Having read the listing below, repeat it exactly.
=== Begin Enclosure ===
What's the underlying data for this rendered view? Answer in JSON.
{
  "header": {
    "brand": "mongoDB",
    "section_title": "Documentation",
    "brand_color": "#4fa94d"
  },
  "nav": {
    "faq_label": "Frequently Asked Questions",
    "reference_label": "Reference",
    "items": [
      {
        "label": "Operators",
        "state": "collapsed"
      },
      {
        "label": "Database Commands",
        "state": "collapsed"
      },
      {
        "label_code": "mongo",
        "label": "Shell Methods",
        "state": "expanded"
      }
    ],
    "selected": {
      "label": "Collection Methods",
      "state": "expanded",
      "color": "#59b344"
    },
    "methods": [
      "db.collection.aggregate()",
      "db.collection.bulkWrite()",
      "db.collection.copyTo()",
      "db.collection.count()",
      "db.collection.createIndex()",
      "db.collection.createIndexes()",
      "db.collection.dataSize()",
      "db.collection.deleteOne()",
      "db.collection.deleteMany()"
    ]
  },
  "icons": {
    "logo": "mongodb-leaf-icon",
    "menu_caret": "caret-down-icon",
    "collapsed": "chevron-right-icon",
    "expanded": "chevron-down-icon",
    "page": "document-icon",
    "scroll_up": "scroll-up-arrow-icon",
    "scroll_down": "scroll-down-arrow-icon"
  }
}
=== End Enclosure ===
__Solution for this task__:
What's the underlying data for this rendered view? Answer in JSON.
{
  "header": {
    "brand": "mongoDB",
    "section_title": "Documentation",
    "brand_color": "#4fa94d"
  },
  "nav": {
    "faq_label": "Frequently Asked Questions",
    "reference_label": "Reference",
    "items": [
      {
        "label": "Operators",
        "state": "collapsed"
      },
      {
        "label": "Database Commands",
        "state": "collapsed"
      },
      {
        "label_code": "mongo",
        "label": "Shell Methods",
        "state": "expanded"
      }
    ],
    "selected": {
      "label": "Collection Methods",
      "state": "expanded",
      "color": "#59b344"
    },
    "methods": [
      "db.collection.aggregate()",
      "db.collection.bulkWrite()",
      "db.collection.copyTo()",
      "db.collection.count()",
      "db.collection.createIndex()",
      "db.collection.createIndexes()",
      "db.collection.dataSize()",
      "db.collection.deleteOne()",
      "db.collection.deleteMany()"
    ]
  },
  "icons": {
    "logo": "mongodb-leaf-icon",
    "menu_caret": "caret-down-icon",
    "collapsed": "chevron-right-icon",
    "expanded": "chevron-down-icon",
    "page": "document-icon",
    "scroll_up": "scroll-up-arrow-icon",
    "scroll_down": "scroll-down-arrow-icon"
  }
}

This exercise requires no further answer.